I toss and turn as I adjust to an ever changing series of aches and pains. Up early and late to bed, the clock becomes my enemy. I’m old so the clocks that inhabit my dreams are large analog machines made of heavy, rusting steel gears. A giant clock rolls over my immobile body and consumes me. In less than five hours I must get up and begin again… If I am able, which seems doubtful at this point.
It’s too soon before I’m awake (?) again and on my way to work. Isabella makes machine noises in her own peculiar single-cylinder accent that act as a counterpoint to the menacing inner workings of my bad clock dream. On the road ahead a man and woman crossing in the middle of the block begin to run as they hear us approaching. We are not moving all that fast but Isabella is a loud and animated Italian girl who demands attention.
Three motorcycles converge on the parking garage at the same time. One bike is a fast and shiny racer replica… Isabella snorts in distain. The other bike belongs to Doug. It’s a low slung V-twin Honda that looks a little like a 3/4 scale police cruiser. Doug is under the mistaken impression that his school crossing guard fluorescent colored safety vest will keep him safer than my armored jacket. I argue that people will be so distracted by their own uncontrolled laughter that he will be run over because of his high visibility costume rather than in spite of it.
Doug sets down his helmet and shouts, “That’s the loudest BMW I’ve ever heard.”
Isabella likes the attention because she is getting older and because she is quite vain.
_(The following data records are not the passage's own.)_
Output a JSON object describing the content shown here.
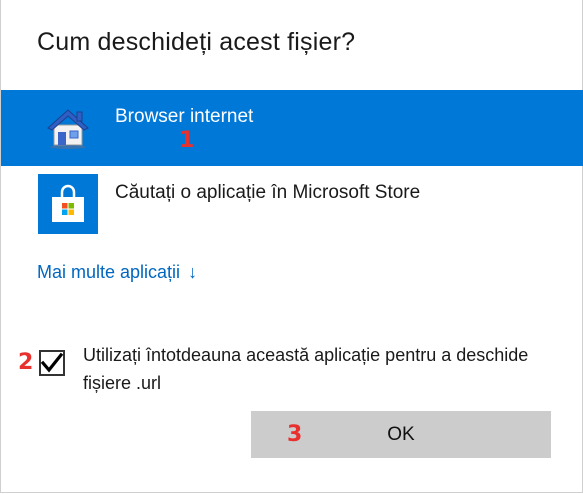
{
  "dialog": {
    "title": "Cum deschideți acest fișier?",
    "apps": [
      {
        "label": "Browser internet",
        "icon": "home-icon",
        "selected": true
      },
      {
        "label": "Căutați o aplicație în Microsoft Store",
        "icon": "store-icon",
        "selected": false
      }
    ],
    "more_apps_link": "Mai multe aplicații",
    "more_apps_chevron": "↓",
    "always_use": {
      "checked": true,
      "label": "Utilizați întotdeauna această aplicație pentru a deschide fișiere .url"
    },
    "ok_label": "OK"
  },
  "markers": {
    "m1": "1",
    "m2": "2",
    "m3": "3"
  },
  "colors": {
    "selection": "#0078d7",
    "link": "#0067c0",
    "marker": "#e8312f",
    "button": "#cccccc"
  }
}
Leaving a half-hour earlier in the morning avoids riding into the blinding sunrise. Nobody seems to notice (so far) that I have taken it upon myself to change my schedule without prior approval. Training days seem to have a different set of rules or at least an implied difference that boils down to it being in the company’s best interest to loosen its death grip on our bodies, minds and souls to free people to concentrate without worrying so much about the clock or quotas.
The work clock is a component running one level below my clock of days. It eats valuable time but provides resources I need to keep moving forward. As the giant clock of days spins dangerously faster I must run to keep up with it. Sometimes I am forced to let go of things I value just to find time to sleep. More often I am forced to give up the sleep as well causing me to exist in a fuzzy land between fatigue and bone weary exhaustion.
The week blurs past and Friday arrives. Somehow the clock of days and the clock of hours and minutes have become disconnected from each other. There do not seem to be enough total hours in each day to do everything that needs (or wants) to be accomplished but the more disturbing phenomenon is the unverifiable belief that some hours are stretched the limit of human endurance while others are compressed to total uselessness.
I wonder for a moment if anyone else in the room is currently contemplating the nature of time and existence… I think not.
I begin to turn my attention towards the weekend…